Foundations of Intrinsic Habit Formation 

Econometrica, 78(4):1341-1373, July 2010

[download the online appendix]  

Do habit formation models have testable implications? This paper provides axiomatic foundations for a nested family of habit formation models. The axiomatization introduces an intertemporal theory of weaning a decision-maker from her habits using the device of compensation. I clarify differences across specifications of the model, provide measures of habit-forming tendencies, and suggest methods for axiomatizing other time-nonseparable preferences.

Competing for Consumer Inattention

Coauthored with Geoffroy de Clippel and Kfir Eliaz

Journal of Political Economy, 122(6):1203-1234, December 2014 (lead article)

How do markets respond when consumers are able to examine only a limited number of markets for the best price? A firm’s price can deflect or draw attention to its market, and consequently, limited attention introduces a new dimension of cross-market competition. We characterize the equilibrium of a stylized model capturing these features, and show that having consumers who are only partially attentive increases consumer welfare. With less attention, consumers are more likely to miss the best offers; but enhanced cross-market competition decreases average price paid, as leading firms try to stay under the consumers’ radar. 

Conflict Leads to Cooperation in Demand Bargaining

Journal of Economic Behavior & Organization, 87:35-42, March 2013

[download a related article I wrote for VoxEU] 

I consider a multilateral demand game in which myopic players come to the bargaining table with requests for both coalition partners and a potentially generated resource. Highlighting group dynamics, we show how the myopic actions of players may lead to the break up of groups in the short run, but can ultimately bring about a situation from which a strictly self-enforcing allocation can be reached. 

Wasteful Sanctions, Underperformance and Endogenous Supervision

Coauthored with David Miller

American Economic Journal: Microeconomics, 6(4):326-361, November 2014 


What do optimal contracts look like in teams where agents have many opportunities to shirk, tasks can be stochastically infeasible, and incentives are provided informally, using wasteful sanctions like guilt and shame, or slowed promotion? These features give rise to optimal contracts with underperformance, forgiving sanctioning schemes, and endogenous supervision structures. Agents optimally take on more assigned tasks than they intend to complete, leading to the concentration of supervisory responsibility in the hands of one or two agents. This arises for statistical reasons, despite the symmetry of players and tasks.

History-Dependent Risk Attitude

Coauthored with David Dillenberger

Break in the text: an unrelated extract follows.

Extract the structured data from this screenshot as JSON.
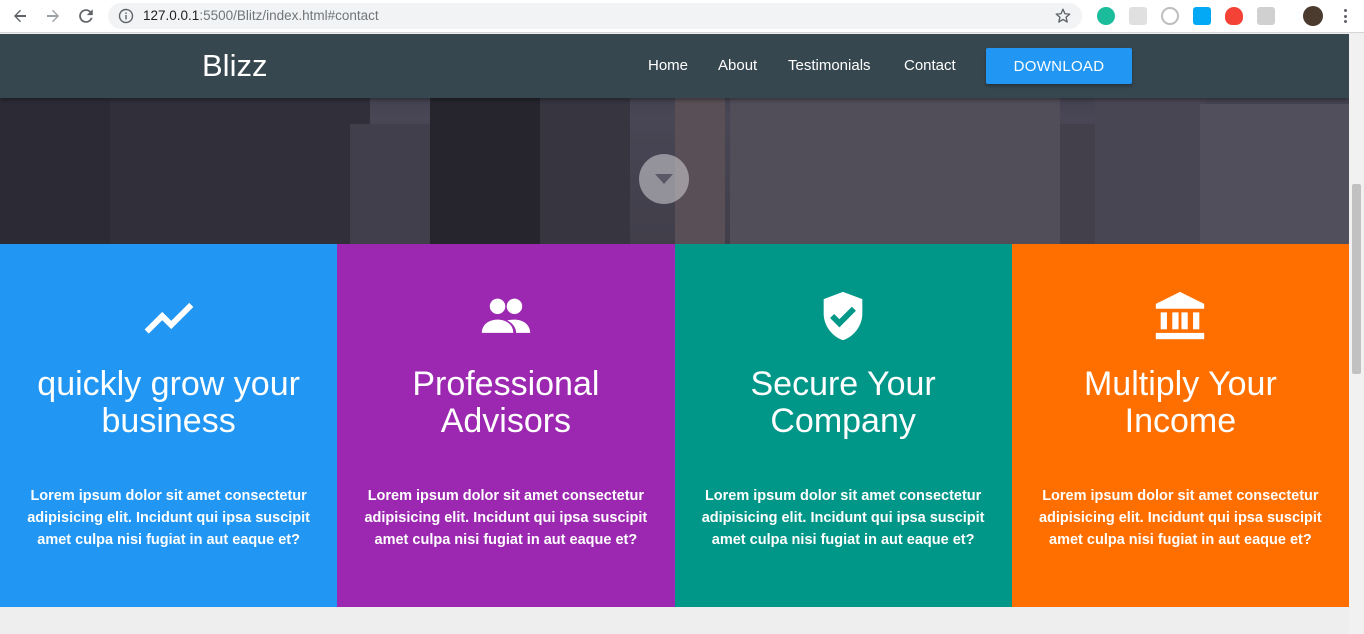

Journal of Economic Theory, 157:445-477, May 2015

We allow a decision maker’s risk attitute to be affected by his history of disappointments and elations. The decision maker classifies realizations of compound risks as disappointing or elating using a threshold rule. We establish equivalence between the model and two cognitive biases: risk attitude is reinforced by experience (there is greater risk aversion after disappointment than elation) and there is a primacy effect (early outcomes have the greatest impact). 

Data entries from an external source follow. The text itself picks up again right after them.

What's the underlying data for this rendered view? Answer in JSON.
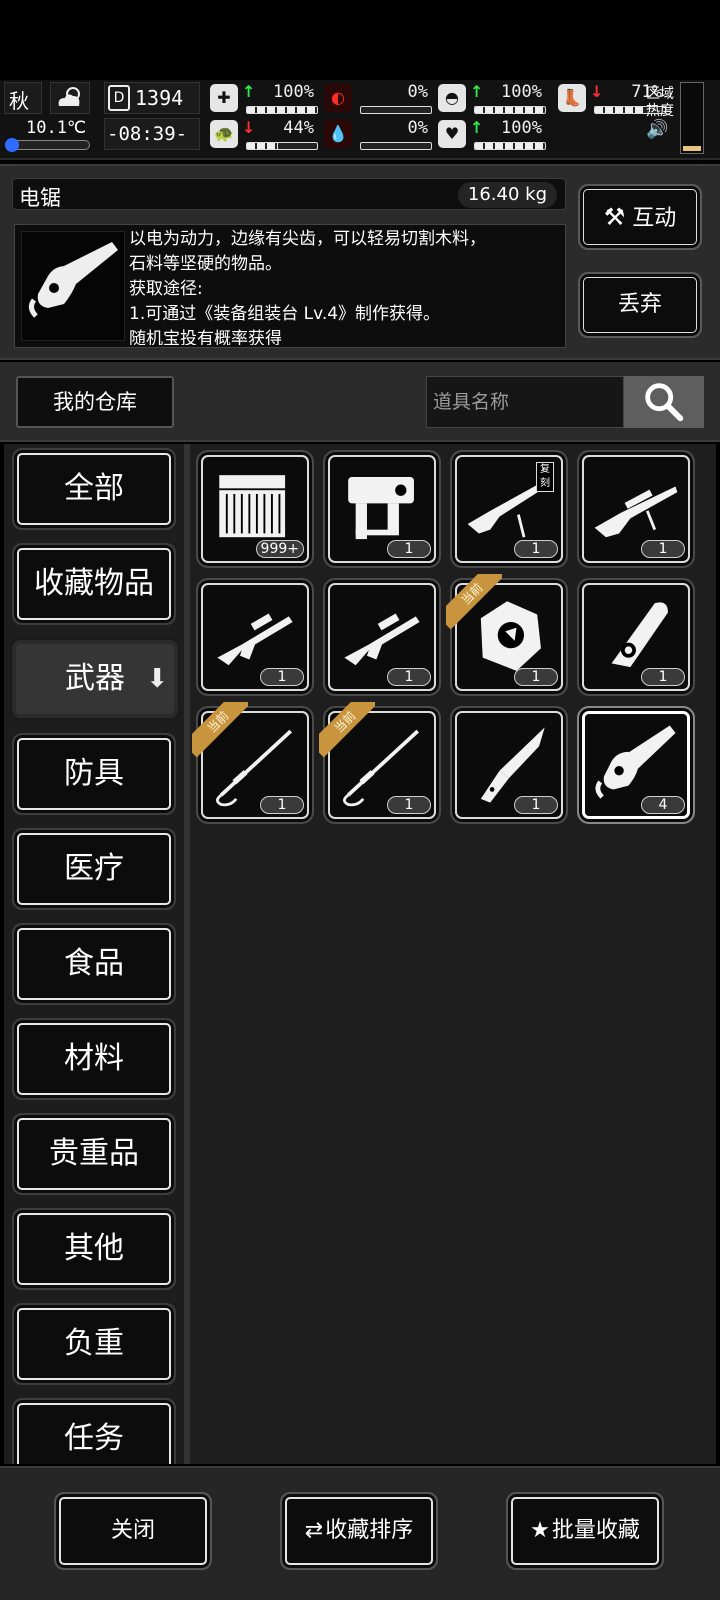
{
  "hud": {
    "season": "秋",
    "temperature": "10.1℃",
    "day": "1394",
    "time": "-08:39-",
    "stats": [
      {
        "name": "health",
        "icon": "medkit-icon",
        "value": "100%",
        "trend": "up",
        "fill": 1.0
      },
      {
        "name": "stamina",
        "icon": "turtle-icon",
        "value": "44%",
        "trend": "down",
        "fill": 0.44
      },
      {
        "name": "hunger",
        "icon": "stomach-icon",
        "value": "0%",
        "trend": "none",
        "fill": 0.0
      },
      {
        "name": "thirst",
        "icon": "water-drop-icon",
        "value": "0%",
        "trend": "none",
        "fill": 0.0
      },
      {
        "name": "armor",
        "icon": "helmet-icon",
        "value": "100%",
        "trend": "up",
        "fill": 1.0
      },
      {
        "name": "mood",
        "icon": "heart-icon",
        "value": "100%",
        "trend": "up",
        "fill": 1.0
      },
      {
        "name": "leg",
        "icon": "boot-icon",
        "value": "71%",
        "trend": "down",
        "fill": 0.71
      }
    ],
    "zone_heat_label": "区域\n热度"
  },
  "item_detail": {
    "name": "电锯",
    "weight": "16.40 kg",
    "description_lines": [
      "以电为动力，边缘有尖齿，可以轻易切割木料，",
      "石料等坚硬的物品。",
      "获取途径:",
      "1.可通过《装备组装台 Lv.4》制作获得。",
      "随机宝投有概率获得"
    ],
    "interact_label": "互动",
    "discard_label": "丢弃"
  },
  "storage": {
    "title": "我的仓库",
    "search_placeholder": "道具名称"
  },
  "categories": [
    {
      "label": "全部",
      "active": false
    },
    {
      "label": "收藏物品",
      "active": false
    },
    {
      "label": "武器",
      "active": true
    },
    {
      "label": "防具",
      "active": false
    },
    {
      "label": "医疗",
      "active": false
    },
    {
      "label": "食品",
      "active": false
    },
    {
      "label": "材料",
      "active": false
    },
    {
      "label": "贵重品",
      "active": false
    },
    {
      "label": "其他",
      "active": false
    },
    {
      "label": "负重",
      "active": false
    },
    {
      "label": "任务",
      "active": false
    }
  ],
  "items": [
    {
      "name": "ammo-crate",
      "count": "999+",
      "current": false,
      "copy": false
    },
    {
      "name": "nail-gun",
      "count": "1",
      "current": false,
      "copy": false
    },
    {
      "name": "sniper-rifle-replica",
      "count": "1",
      "current": false,
      "copy": true
    },
    {
      "name": "sniper-rifle",
      "count": "1",
      "current": false,
      "copy": false
    },
    {
      "name": "assault-rifle-a",
      "count": "1",
      "current": false,
      "copy": false
    },
    {
      "name": "assault-rifle-b",
      "count": "1",
      "current": false,
      "copy": false
    },
    {
      "name": "shield",
      "count": "1",
      "current": true,
      "copy": false
    },
    {
      "name": "mechanical-blade",
      "count": "1",
      "current": false,
      "copy": false
    },
    {
      "name": "katana-a",
      "count": "1",
      "current": true,
      "copy": false
    },
    {
      "name": "katana-b",
      "count": "1",
      "current": true,
      "copy": false
    },
    {
      "name": "knife",
      "count": "1",
      "current": false,
      "copy": false
    },
    {
      "name": "chainsaw",
      "count": "4",
      "current": false,
      "copy": false,
      "selected": true
    }
  ],
  "labels": {
    "current_tag": "当前",
    "copy_tag": "复刻"
  },
  "bottom": {
    "close_label": "关闭",
    "sort_fav_label": "收藏排序",
    "batch_fav_label": "批量收藏"
  }
}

Rationalizing Choice with Multi-Self Models

Coauthored with Attila Ambrus

Economic Journal, 125:1136-1156, June 2015


Do models where multiple selves or individuals are aggregated into a collective decision have testable implications? Our negative result holds for a large class of models, even when the researcher has a fully specified theory of how preferences are aggregated. We establish the result by finding a linear relationship between the number of selves and the set of choice functions that a given model is guaranteed to rationalize with a given number of selves. The latter set is connected to the number of IIA violations implied by the choice function, a new measure of irrationality that we propose.

Optimism and Pessimism with Expected Utility 
Coauthored with David Dillenberger and Andrew Postlewaite

Journal of the European Economic Association, 15(5), October 2017


This paper shows that Savage’s axioms admit a continuum of other “expected utility” representations in which the probability distributions over states capture forms of pessimism or optimism. When the DM’s choice domain includes both subjective acts and objective lotteries, we explain how optimism, pessimism, and standard Savage agents can be distinguished.